Top of Exercise data
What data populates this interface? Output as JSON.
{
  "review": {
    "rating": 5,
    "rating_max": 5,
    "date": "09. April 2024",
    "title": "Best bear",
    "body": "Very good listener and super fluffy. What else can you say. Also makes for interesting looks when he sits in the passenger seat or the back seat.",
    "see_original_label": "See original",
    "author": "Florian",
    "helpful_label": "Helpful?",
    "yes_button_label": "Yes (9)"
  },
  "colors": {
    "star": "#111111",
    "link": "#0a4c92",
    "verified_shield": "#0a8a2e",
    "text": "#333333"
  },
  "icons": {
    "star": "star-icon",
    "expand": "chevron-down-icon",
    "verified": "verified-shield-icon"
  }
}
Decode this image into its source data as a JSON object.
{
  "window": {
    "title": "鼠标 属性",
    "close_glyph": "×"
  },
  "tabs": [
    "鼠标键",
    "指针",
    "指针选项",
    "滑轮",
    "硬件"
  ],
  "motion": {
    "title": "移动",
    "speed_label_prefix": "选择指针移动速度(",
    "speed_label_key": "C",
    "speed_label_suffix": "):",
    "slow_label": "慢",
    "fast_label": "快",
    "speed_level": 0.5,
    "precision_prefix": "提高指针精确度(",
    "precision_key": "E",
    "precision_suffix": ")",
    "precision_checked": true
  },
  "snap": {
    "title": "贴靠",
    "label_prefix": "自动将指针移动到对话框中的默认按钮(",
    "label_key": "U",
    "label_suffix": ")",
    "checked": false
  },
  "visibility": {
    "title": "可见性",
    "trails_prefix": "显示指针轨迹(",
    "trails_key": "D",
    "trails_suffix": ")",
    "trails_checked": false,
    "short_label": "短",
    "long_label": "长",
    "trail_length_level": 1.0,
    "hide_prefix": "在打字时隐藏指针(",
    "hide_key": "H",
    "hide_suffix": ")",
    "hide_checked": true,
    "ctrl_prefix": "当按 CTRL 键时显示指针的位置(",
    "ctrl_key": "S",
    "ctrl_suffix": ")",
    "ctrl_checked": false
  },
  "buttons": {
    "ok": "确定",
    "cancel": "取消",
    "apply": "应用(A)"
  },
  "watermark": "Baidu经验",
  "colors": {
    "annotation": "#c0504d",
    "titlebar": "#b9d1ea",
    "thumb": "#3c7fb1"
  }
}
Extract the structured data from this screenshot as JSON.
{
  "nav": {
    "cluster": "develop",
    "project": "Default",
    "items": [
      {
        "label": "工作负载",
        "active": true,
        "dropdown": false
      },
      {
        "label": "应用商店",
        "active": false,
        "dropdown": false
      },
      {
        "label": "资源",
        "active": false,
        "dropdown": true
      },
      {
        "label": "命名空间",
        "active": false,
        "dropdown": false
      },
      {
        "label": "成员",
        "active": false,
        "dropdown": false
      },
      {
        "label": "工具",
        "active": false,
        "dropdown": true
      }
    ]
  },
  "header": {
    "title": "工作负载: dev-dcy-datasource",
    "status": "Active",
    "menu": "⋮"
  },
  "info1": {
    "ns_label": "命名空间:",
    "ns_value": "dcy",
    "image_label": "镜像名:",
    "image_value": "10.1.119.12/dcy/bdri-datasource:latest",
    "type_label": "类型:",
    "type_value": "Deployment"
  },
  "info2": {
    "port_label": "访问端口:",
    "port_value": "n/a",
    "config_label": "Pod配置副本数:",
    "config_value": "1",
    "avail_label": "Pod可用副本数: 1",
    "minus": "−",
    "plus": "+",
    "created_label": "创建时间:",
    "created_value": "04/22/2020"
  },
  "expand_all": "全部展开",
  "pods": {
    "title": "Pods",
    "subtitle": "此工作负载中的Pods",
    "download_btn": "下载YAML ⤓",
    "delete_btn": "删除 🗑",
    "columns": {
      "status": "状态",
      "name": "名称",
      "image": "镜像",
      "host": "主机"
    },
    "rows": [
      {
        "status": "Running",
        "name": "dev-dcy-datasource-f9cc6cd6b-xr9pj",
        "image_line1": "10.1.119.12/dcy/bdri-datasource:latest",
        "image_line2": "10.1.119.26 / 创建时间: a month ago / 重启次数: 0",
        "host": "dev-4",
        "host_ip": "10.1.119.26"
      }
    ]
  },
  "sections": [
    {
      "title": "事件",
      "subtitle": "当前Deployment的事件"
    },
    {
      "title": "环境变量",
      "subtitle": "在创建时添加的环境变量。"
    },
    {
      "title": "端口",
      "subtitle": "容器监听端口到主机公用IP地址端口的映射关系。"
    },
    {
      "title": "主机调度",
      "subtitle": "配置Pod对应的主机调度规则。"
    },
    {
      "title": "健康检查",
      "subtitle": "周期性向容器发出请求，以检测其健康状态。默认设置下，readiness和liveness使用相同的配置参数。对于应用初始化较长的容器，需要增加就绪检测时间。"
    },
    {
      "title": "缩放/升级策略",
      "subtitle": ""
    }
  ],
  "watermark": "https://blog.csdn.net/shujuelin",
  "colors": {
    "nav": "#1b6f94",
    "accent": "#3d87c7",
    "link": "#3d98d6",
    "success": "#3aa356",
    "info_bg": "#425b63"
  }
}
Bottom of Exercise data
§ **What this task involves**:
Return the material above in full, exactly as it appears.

§ **Task solution**:
What data populates this interface? Output as JSON.
{
  "review": {
    "rating": 5,
    "rating_max": 5,
    "date": "09. April 2024",
    "title": "Best bear",
    "body": "Very good listener and super fluffy. What else can you say. Also makes for interesting looks when he sits in the passenger seat or the back seat.",
    "see_original_label": "See original",
    "author": "Florian",
    "helpful_label": "Helpful?",
    "yes_button_label": "Yes (9)"
  },
  "colors": {
    "star": "#111111",
    "link": "#0a4c92",
    "verified_shield": "#0a8a2e",
    "text": "#333333"
  },
  "icons": {
    "star": "star-icon",
    "expand": "chevron-down-icon",
    "verified": "verified-shield-icon"
  }
}
Decode this image into its source data as a JSON object.
{
  "window": {
    "title": "鼠标 属性",
    "close_glyph": "×"
  },
  "tabs": [
    "鼠标键",
    "指针",
    "指针选项",
    "滑轮",
    "硬件"
  ],
  "motion": {
    "title": "移动",
    "speed_label_prefix": "选择指针移动速度(",
    "speed_label_key": "C",
    "speed_label_suffix": "):",
    "slow_label": "慢",
    "fast_label": "快",
    "speed_level": 0.5,
    "precision_prefix": "提高指针精确度(",
    "precision_key": "E",
    "precision_suffix": ")",
    "precision_checked": true
  },
  "snap": {
    "title": "贴靠",
    "label_prefix": "自动将指针移动到对话框中的默认按钮(",
    "label_key": "U",
    "label_suffix": ")",
    "checked": false
  },
  "visibility": {
    "title": "可见性",
    "trails_prefix": "显示指针轨迹(",
    "trails_key": "D",
    "trails_suffix": ")",
    "trails_checked": false,
    "short_label": "短",
    "long_label": "长",
    "trail_length_level": 1.0,
    "hide_prefix": "在打字时隐藏指针(",
    "hide_key": "H",
    "hide_suffix": ")",
    "hide_checked": true,
    "ctrl_prefix": "当按 CTRL 键时显示指针的位置(",
    "ctrl_key": "S",
    "ctrl_suffix": ")",
    "ctrl_checked": false
  },
  "buttons": {
    "ok": "确定",
    "cancel": "取消",
    "apply": "应用(A)"
  },
  "watermark": "Baidu经验",
  "colors": {
    "annotation": "#c0504d",
    "titlebar": "#b9d1ea",
    "thumb": "#3c7fb1"
  }
}
Extract the structured data from this screenshot as JSON.
{
  "nav": {
    "cluster": "develop",
    "project": "Default",
    "items": [
      {
        "label": "工作负载",
        "active": true,
        "dropdown": false
      },
      {
        "label": "应用商店",
        "active": false,
        "dropdown": false
      },
      {
        "label": "资源",
        "active": false,
        "dropdown": true
      },
      {
        "label": "命名空间",
        "active": false,
        "dropdown": false
      },
      {
        "label": "成员",
        "active": false,
        "dropdown": false
      },
      {
        "label": "工具",
        "active": false,
        "dropdown": true
      }
    ]
  },
  "header": {
    "title": "工作负载: dev-dcy-datasource",
    "status": "Active",
    "menu": "⋮"
  },
  "info1": {
    "ns_label": "命名空间:",
    "ns_value": "dcy",
    "image_label": "镜像名:",
    "image_value": "10.1.119.12/dcy/bdri-datasource:latest",
    "type_label": "类型:",
    "type_value": "Deployment"
  },
  "info2": {
    "port_label": "访问端口:",
    "port_value": "n/a",
    "config_label": "Pod配置副本数:",
    "config_value": "1",
    "avail_label": "Pod可用副本数: 1",
    "minus": "−",
    "plus": "+",
    "created_label": "创建时间:",
    "created_value": "04/22/2020"
  },
  "expand_all": "全部展开",
  "pods": {
    "title": "Pods",
    "subtitle": "此工作负载中的Pods",
    "download_btn": "下载YAML ⤓",
    "delete_btn": "删除 🗑",
    "columns": {
      "status": "状态",
      "name": "名称",
      "image": "镜像",
      "host": "主机"
    },
    "rows": [
      {
        "status": "Running",
        "name": "dev-dcy-datasource-f9cc6cd6b-xr9pj",
        "image_line1": "10.1.119.12/dcy/bdri-datasource:latest",
        "image_line2": "10.1.119.26 / 创建时间: a month ago / 重启次数: 0",
        "host": "dev-4",
        "host_ip": "10.1.119.26"
      }
    ]
  },
  "sections": [
    {
      "title": "事件",
      "subtitle": "当前Deployment的事件"
    },
    {
      "title": "环境变量",
      "subtitle": "在创建时添加的环境变量。"
    },
    {
      "title": "端口",
      "subtitle": "容器监听端口到主机公用IP地址端口的映射关系。"
    },
    {
      "title": "主机调度",
      "subtitle": "配置Pod对应的主机调度规则。"
    },
    {
      "title": "健康检查",
      "subtitle": "周期性向容器发出请求，以检测其健康状态。默认设置下，readiness和liveness使用相同的配置参数。对于应用初始化较长的容器，需要增加就绪检测时间。"
    },
    {
      "title": "缩放/升级策略",
      "subtitle": ""
    }
  ],
  "watermark": "https://blog.csdn.net/shujuelin",
  "colors": {
    "nav": "#1b6f94",
    "accent": "#3d87c7",
    "link": "#3d98d6",
    "success": "#3aa356",
    "info_bg": "#425b63"
  }
}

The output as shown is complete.